> _Exercise instructions_: Check every line of the data below for the word "screenshot". Copy the ones that have it.

> _Materials provided_:
/---

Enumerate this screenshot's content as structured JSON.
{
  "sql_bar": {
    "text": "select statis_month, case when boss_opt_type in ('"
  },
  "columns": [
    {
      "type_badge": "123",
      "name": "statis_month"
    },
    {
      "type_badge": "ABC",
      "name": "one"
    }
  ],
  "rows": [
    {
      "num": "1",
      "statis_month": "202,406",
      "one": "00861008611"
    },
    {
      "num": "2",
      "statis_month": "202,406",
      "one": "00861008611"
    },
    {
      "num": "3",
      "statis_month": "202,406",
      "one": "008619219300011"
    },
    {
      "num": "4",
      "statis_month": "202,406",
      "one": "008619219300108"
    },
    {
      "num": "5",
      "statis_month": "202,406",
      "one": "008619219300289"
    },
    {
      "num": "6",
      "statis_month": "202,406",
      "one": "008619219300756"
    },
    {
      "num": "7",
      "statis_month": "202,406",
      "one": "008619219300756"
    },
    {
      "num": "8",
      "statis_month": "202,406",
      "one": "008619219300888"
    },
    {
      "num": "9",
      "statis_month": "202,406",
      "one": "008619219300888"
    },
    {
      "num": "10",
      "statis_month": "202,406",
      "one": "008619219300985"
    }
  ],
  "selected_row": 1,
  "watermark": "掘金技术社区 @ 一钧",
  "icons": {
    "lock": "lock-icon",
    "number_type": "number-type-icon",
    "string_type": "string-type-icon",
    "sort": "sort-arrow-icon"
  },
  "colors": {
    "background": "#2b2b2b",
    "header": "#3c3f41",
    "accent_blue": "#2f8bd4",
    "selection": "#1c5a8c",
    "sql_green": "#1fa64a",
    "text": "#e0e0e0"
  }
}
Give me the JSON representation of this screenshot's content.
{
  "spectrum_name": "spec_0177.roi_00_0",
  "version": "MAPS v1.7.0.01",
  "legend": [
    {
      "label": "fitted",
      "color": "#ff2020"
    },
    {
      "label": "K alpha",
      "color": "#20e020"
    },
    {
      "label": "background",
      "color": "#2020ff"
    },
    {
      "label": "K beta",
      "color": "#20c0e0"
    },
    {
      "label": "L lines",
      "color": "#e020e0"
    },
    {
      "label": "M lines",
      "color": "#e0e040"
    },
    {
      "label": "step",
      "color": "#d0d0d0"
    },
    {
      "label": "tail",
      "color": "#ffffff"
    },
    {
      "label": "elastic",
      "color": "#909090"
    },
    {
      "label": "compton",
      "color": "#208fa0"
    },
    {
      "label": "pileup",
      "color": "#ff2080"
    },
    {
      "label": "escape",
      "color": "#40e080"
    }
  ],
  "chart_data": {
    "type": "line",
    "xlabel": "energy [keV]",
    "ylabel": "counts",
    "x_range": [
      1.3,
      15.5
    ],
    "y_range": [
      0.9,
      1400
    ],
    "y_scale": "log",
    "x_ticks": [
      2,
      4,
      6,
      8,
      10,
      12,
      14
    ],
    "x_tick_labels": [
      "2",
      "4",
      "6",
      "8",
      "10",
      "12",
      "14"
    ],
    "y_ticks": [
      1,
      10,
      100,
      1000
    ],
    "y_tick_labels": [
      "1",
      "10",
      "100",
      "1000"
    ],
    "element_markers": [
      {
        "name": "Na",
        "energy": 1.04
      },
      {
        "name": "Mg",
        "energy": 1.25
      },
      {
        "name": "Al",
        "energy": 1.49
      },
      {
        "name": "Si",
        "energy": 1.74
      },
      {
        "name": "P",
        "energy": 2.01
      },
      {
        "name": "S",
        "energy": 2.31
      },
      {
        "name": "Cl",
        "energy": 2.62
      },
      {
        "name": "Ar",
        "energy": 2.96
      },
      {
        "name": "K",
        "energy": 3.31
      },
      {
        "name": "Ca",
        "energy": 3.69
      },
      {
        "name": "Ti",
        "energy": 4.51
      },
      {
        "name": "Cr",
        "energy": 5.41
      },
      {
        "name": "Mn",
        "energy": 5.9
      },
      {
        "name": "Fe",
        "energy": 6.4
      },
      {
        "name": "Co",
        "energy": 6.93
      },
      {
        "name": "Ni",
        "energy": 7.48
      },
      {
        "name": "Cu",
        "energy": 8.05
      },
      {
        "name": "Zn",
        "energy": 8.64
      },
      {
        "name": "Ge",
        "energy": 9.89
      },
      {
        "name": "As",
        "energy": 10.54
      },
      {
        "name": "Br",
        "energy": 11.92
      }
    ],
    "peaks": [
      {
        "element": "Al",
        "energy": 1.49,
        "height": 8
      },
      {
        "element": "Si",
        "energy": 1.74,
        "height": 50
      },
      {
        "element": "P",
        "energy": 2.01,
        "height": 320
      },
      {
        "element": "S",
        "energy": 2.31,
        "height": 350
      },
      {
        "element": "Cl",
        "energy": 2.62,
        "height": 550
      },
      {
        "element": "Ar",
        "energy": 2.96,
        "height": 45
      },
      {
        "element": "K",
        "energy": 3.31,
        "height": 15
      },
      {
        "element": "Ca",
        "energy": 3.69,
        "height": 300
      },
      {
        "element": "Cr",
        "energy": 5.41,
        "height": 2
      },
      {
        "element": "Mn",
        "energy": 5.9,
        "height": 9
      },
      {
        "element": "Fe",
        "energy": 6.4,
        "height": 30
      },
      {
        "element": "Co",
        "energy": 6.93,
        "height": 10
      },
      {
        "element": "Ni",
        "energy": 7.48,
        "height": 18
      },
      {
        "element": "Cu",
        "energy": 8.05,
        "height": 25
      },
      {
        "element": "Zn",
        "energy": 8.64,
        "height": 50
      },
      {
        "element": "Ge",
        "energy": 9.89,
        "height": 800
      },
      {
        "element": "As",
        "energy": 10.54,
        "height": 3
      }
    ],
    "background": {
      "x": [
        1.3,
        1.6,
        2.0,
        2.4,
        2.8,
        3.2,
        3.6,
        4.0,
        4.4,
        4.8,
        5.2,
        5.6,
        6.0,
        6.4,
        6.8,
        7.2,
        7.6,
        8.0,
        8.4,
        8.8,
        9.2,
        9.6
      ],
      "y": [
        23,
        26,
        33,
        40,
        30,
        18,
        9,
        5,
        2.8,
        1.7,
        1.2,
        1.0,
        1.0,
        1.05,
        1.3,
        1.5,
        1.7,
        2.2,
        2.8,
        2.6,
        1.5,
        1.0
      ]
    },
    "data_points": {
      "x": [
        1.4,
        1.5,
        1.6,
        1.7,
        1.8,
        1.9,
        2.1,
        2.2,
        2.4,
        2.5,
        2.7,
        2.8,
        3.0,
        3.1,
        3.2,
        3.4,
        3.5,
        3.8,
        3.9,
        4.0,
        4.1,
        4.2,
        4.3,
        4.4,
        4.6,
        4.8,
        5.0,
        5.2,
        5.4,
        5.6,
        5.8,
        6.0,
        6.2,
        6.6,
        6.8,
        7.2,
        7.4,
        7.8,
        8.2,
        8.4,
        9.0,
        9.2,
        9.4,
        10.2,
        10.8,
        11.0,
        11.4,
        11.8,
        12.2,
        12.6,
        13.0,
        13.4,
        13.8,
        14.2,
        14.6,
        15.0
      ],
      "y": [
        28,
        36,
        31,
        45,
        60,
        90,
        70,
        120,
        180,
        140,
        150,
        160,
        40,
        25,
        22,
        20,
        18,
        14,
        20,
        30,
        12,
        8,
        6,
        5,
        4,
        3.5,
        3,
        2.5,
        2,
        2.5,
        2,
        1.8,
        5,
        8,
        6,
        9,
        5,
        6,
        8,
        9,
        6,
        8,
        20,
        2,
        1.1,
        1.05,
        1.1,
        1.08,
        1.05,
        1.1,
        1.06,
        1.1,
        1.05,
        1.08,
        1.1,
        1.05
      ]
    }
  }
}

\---

> _Written answer_:
Enumerate this screenshot's content as structured JSON.
Give me the JSON representation of this screenshot's content.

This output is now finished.